For equal concentrations of weak acid and conjugate base, you have

#"pH" = "p"K_a + overbrace(log(1))^(color(blue)(=0))#

which gets you

#"pH" = 4.87#

Now, the problem wants you to determine how many millimoles of strong acid or strong base can be added to the buffer before a significant change in pH occurs.

A significant change in pH is usually defined as a change of #1# unit. You know that when you add a strong acid, the pH of the buffer decreases.

Mind you, it does not decrease significantly, but it does decrease because by adding strong acid you're increasing the concentration of weak acid in solution.

So, you know that the pH must not drop below

#"pH"_ "strong acid" = "pH" - 1#

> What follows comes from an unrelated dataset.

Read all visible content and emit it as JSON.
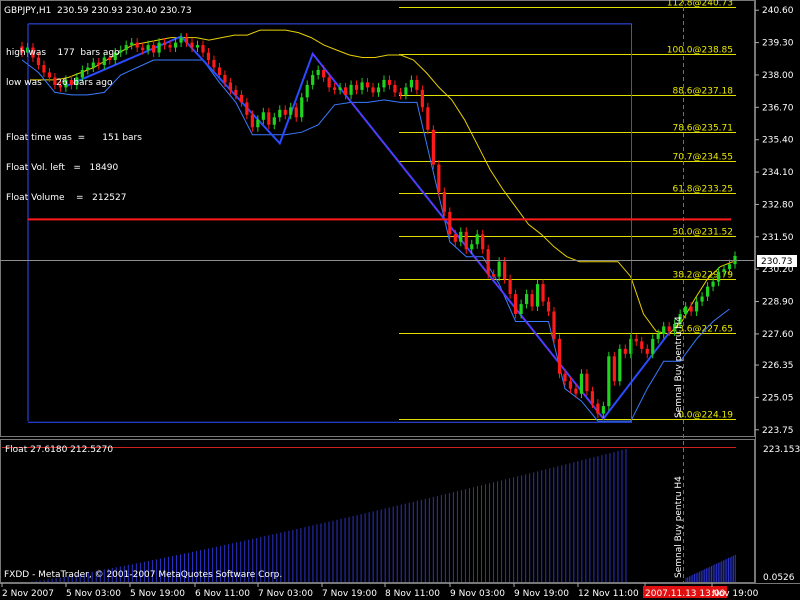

#"pH"_ "strong acid" = 4.87 - 1 = 3.87#

Let's say that #n# represents the number of moles of strong acid that must be added in order to get the pH to #3.87#.

According to the #color(darkorange)("(*)")# chemical equation, #1# mole of conjugate base will consume #1# mole of strong acid and produce #1# mole of weak acid.

Since the buffer contains #0.100# moles of weak acid and #0.100# moles of conjugate base, you can say that at a pH equal to #3.87#, you will have

#0.100 -n -># moles of conjugate base

#0.100 + n -># moles of weak acid

Assuming that the volume of the solution does not change, you will have

#3.87 = 4.87 + log ( (0.100 - n)/(0.100 + n))#

#log((0.100 - n)/(0.100 + n)) = 3.87 - 4.87#

This will be equivalent to

#10^(log((0.100 - n)/(0.100 + n)) = 10^(-1)#

which will get you

#(0.100 - n)/(0.100 + n) = 0.1#

#0.100 -n = 0.1 * (0.100 + n)#

#0.100 - n = 0.0100 + 0.1 * n#

Rearrange to solve for #n#

#n * (1 + 0.1) = 0.100 - 0.0100#

#n = (0.100 - 0.0100)/(1 + 0.1) = 0.0818#

Since #n# represents number of moles of strong acid that must be added to the buffer, you can say that you will need

#0.0818 color(red)(cancel(color(black)("moles"))) * (10^3"mmoles")/(1color(red)(cancel(color(black)("mole")))) = color(darkgreen)(ul(color(black)("81.8 mmoles")))#

of strong acid in order to decrease the pH of the buffer by #1# unit.

You can use the same approach to find the number of millimoles of strong base that must be added in order to increase the pH of the buffer by #1# unit.

Right from the start, you should be able to say that you will need #81.8# mmoles of strong base to get the pH of the buffer from #4.87# to #5.87# because the weak acid and the conjugate base are initially present in equal concentrations in the buffer.